Station 19 - "Contain the Flame"
Written by Wendy Calhoun and directed by Mary Lou Belli

The two-hour premiere made the audience engaged with Andy Herrera and made us want to root for her. It's easy to want to see her get promoted to chief of this station. She fought hard for her promotion and handled herself well during a very intense situation with the chemical spill. And now, this episode sets out to prove it's going to be more of a competition for her. It doesn't do a great job in bringing more complexity to Jack Gibson. It just proves that their managing styles are completely different. They get into trouble while dealing with the roof fire that was teased at the end of the previous episode. Andy follows protocol and ignores Jack's expertise. Later on, Jack establishes himself as the more carefree potential captain. He still gets all of the paperwork and official responsibilities in order. He just doesn't want to dictate when his firefighters need to do what around the house. He trusts that they are responsible adults able to handle things accordingly. Andy loves the rules and sees this as a way for him to rile her up. He gets to be the hero during the big call as well. He swims into poisonous water just to save a girl. Meanwhile, Ben is struggling with how to be content not knowing how these emergencies end.

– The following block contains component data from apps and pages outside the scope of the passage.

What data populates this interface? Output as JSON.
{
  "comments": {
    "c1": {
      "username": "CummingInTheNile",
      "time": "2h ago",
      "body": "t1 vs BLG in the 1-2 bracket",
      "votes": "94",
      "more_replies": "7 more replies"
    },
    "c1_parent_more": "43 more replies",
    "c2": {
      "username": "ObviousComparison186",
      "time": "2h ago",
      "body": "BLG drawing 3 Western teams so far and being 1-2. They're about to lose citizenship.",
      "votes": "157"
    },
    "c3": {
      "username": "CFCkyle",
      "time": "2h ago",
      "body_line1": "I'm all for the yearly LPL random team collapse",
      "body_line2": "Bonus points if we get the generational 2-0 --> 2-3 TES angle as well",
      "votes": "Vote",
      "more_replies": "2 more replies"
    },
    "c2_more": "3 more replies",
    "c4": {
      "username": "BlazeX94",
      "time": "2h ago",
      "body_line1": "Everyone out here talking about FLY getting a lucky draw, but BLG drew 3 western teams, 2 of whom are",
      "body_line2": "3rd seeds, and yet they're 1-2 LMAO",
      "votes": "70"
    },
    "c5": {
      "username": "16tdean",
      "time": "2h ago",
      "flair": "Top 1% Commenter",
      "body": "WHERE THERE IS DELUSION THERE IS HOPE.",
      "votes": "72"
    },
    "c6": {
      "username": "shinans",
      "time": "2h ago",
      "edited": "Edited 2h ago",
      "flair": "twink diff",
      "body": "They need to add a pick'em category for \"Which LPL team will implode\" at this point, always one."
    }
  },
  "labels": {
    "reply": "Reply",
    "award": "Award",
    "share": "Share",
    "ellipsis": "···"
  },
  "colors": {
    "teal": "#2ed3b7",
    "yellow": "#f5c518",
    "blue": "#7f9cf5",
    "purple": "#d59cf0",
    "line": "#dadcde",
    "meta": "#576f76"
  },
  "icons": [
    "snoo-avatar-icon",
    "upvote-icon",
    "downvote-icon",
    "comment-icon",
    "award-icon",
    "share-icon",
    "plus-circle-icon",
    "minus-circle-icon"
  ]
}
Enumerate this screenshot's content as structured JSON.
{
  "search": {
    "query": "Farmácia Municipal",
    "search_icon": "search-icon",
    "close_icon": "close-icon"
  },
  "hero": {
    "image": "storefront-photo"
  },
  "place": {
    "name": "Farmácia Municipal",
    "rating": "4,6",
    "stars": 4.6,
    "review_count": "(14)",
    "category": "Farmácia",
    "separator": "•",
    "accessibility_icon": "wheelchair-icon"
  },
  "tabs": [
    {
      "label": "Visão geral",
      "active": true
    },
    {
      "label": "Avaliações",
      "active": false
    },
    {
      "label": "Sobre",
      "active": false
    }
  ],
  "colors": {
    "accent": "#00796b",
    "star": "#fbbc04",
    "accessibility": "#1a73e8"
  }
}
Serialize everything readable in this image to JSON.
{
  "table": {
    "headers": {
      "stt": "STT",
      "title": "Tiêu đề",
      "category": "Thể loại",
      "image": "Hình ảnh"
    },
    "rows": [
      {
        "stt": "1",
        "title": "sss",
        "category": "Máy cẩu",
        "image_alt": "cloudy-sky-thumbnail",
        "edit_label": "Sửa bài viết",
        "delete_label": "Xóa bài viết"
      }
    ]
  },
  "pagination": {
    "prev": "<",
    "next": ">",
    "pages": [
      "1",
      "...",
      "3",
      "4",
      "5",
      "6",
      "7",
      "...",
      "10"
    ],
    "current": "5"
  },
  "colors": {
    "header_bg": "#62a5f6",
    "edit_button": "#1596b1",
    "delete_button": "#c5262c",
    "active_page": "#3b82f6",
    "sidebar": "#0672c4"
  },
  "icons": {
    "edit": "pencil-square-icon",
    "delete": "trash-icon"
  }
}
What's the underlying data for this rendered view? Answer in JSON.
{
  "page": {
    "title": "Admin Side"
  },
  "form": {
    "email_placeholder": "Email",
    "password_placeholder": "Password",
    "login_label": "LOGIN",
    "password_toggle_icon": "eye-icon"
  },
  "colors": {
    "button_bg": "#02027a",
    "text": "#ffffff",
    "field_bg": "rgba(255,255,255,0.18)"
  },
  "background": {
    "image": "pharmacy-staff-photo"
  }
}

He promises a girl that she'll be okay. He's sending her to Bailey. But he never gets that update. He has to find a way to cope with that. Miller's advice is to compartmentalize his emotions. And yet, that advice doesn't work that well because it hits him when JJ shows up with the news that her hook up friend/neighbor died from smoke inhalation. It's a crappy and emotional shift for many at the firehouse. But mostly, it's a story about Andy being upset when she learns that Chief Frankel doesn't believe she earned her promotion. The show is being very smart in telling a story about the inherent sexism in this profession. It is able to have a number of progressive and rousing moments with the three women bonding on and off shift. But it also notes just how much of a struggle it was for Frankel and how she earned respect on the job. She doesn't believe Andy has had to go through the same thing because of her father being the captain of the house. Jack stands up for Andy in that moment. It's meant to show that this firehouse supports and understands Andy better than their battalion chief does. But it's also much more interesting to spend time in Andy's reaction and her questioning her own qualifications for the job before getting the confidence to do it well once more. B